Robert J. Nash and Yana B. Penkova
PhytoQuest Limited, Aberystwyth SY23 3EB, UK
- Nash, R.J. et al., (2020) Iminosugar idoBR1 Isolated from Cucumber Cucumis sativus Reduces Inflammatory Activity. ACS Omega ao-2020-02092f (10.1021/acsomega.0c02092).
- Nash, R.J., et al., (2011) Iminosugars as therapeutic agents: recent advances and promising trends. Future Med. Chem. 3 (12): 1513-1521.
- Bennett, H. (2019) New Scientist, Health, 27 March, Move over, DNA. Life’s other code is more subtle and far more powerful; Chen, S. et al. (2021) Sweet systems: technologies for glycomic analysis and their integration into systems biology. Critical Reviews in Biochemistry and Molecular Biology 05April, 1-20.

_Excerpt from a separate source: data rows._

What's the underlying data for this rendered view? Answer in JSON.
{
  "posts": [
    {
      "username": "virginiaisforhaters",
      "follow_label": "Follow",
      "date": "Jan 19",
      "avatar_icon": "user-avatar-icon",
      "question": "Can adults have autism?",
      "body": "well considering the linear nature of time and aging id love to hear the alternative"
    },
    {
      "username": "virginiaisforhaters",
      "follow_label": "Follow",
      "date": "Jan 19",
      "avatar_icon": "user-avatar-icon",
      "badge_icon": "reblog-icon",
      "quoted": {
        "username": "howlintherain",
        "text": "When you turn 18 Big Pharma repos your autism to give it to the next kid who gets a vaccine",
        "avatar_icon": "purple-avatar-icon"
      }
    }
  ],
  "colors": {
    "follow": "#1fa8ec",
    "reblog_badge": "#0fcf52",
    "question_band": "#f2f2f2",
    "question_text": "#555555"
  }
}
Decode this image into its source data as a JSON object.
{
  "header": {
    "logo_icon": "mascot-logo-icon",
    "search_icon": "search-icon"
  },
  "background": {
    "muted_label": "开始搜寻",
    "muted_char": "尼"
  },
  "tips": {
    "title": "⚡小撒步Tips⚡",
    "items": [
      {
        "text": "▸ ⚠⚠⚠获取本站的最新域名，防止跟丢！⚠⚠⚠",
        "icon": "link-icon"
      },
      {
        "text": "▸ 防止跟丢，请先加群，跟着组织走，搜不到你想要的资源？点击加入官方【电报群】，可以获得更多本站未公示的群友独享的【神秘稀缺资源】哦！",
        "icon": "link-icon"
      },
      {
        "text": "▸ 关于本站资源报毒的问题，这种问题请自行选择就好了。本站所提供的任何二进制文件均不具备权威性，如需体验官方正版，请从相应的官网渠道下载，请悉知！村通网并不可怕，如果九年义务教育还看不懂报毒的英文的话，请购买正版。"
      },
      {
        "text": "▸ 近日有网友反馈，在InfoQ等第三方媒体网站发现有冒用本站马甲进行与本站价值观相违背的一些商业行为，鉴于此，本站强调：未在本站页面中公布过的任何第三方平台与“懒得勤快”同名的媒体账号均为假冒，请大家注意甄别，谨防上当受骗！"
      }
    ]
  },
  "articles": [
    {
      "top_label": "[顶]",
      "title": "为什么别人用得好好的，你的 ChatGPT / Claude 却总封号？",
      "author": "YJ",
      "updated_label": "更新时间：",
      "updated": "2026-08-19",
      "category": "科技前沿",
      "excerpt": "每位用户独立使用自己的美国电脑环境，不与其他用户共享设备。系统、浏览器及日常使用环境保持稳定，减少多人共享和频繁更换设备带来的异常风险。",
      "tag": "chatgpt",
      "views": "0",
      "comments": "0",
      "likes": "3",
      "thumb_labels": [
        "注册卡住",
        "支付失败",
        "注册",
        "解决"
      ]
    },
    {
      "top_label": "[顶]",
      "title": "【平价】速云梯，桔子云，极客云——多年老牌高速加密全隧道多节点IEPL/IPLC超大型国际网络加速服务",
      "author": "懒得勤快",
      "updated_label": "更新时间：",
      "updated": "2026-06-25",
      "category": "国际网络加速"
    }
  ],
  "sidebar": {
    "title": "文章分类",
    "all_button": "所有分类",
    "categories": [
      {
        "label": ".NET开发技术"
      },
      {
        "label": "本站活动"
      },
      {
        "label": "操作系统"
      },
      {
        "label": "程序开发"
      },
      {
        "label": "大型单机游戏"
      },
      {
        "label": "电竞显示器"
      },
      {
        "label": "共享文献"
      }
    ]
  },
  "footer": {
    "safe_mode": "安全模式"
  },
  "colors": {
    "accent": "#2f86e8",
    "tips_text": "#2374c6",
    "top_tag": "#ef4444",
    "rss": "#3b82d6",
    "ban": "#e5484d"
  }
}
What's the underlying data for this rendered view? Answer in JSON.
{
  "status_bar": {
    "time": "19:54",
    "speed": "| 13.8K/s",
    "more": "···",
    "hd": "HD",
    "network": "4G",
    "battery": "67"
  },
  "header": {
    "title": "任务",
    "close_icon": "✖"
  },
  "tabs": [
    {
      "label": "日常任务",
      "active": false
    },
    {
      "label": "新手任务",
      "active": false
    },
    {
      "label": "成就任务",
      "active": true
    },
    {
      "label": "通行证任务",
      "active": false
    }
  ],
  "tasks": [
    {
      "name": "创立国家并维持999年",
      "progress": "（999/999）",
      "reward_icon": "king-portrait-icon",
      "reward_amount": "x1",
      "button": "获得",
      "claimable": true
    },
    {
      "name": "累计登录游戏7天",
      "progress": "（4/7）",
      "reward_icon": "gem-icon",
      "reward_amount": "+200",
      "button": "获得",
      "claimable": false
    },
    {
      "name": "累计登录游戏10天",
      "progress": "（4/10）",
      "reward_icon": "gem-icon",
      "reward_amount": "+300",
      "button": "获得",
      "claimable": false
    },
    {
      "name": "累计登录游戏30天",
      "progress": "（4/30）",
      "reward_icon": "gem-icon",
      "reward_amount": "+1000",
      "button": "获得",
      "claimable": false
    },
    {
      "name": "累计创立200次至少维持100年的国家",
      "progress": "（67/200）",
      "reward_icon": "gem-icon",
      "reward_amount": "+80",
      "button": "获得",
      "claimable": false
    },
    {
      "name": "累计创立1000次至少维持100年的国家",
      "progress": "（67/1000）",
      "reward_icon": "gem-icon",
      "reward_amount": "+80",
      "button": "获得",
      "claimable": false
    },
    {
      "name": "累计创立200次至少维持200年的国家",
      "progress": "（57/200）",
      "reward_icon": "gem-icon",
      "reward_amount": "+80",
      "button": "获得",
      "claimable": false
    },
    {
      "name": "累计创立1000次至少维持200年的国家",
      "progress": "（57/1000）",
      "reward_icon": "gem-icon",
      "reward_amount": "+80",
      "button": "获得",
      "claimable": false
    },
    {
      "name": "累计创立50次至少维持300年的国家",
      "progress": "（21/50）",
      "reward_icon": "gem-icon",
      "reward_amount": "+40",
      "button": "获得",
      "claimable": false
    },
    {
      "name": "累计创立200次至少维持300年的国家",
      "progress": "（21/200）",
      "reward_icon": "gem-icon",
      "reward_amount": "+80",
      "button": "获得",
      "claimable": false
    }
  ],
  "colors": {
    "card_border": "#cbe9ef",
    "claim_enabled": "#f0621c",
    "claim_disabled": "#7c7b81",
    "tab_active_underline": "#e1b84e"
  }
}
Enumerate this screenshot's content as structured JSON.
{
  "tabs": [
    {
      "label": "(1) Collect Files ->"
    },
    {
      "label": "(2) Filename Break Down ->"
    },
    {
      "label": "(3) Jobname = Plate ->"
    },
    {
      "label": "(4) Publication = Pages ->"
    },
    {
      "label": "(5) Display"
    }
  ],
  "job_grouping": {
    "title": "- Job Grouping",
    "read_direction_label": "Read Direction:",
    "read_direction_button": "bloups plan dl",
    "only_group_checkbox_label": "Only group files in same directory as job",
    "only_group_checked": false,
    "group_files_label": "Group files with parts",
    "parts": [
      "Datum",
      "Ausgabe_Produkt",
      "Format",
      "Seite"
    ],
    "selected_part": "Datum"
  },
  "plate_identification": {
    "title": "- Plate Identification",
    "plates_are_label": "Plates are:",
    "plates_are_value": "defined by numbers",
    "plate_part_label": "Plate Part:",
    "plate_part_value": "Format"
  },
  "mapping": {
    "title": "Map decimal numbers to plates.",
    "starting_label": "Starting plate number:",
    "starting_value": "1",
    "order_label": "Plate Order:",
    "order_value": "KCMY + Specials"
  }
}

- Nash, R.J., et al., (1993). Calystegines in Solanum and Datura species and the Death’s Head Hawkmoth (Acherontia atropus). Phytochemistry 34: 1281-1285.
- Nash, R.J. granted patent PCT/GB2014/052319.
- Rajasekharan, S. et al. (2020) Repurposing of Miglustat to inhibit the coronavirus Severe Acquired Respiratory Syndrome SARS-CoV-2. DOI:10.1101/2020.05.18.101691.
- Ma, Y. et al., (2019) 1-Deoxynojirimycin in Mulberry (Morus indica L.) Leaves Ameliorates Stable Angina Pectoris in Patients With Coronary Heart Disease by Improving Antioxidant and Anti-inflammatory Capacities. Front Pharmacol. 2019 May 21;10:569. doi: 10.3389/fphar.2019.00569. PMID: 31164826; PMCID: PMC6536649.
- Nash, R.J. et al. granted patent PCT/GB2009/000417.
- Nash, R.J. granted patent PCT/GB2013/000279.
- Martínez, R.F. et al. (2019) Isolation from Stevia rebaudiana of DMDP acetic acid, a novel iminosugar amino acid: synthesis and glycosidase inhibition profile of glycine and β-alanine pyrrolidine amino acids. Amino Acids, (7): 991-998.
- Ramessur, K.T. et al., (2010) Breast cancer invasion is mediated by beta-N-acetylglucosaminidase (beta-NAG) and associated with a dysregulation in the secretory pathway of cancer cells. British Journal of Biomedical Science, 67 (4): 189-196.
- Amézqueta, S. et al., (2012) Determination of D-fagomine in buckwheat and mulberry by cation exchange HPLC/ESI–Q-MS. Analytical and Bioanalytical Chemistry 402: 1953-1960.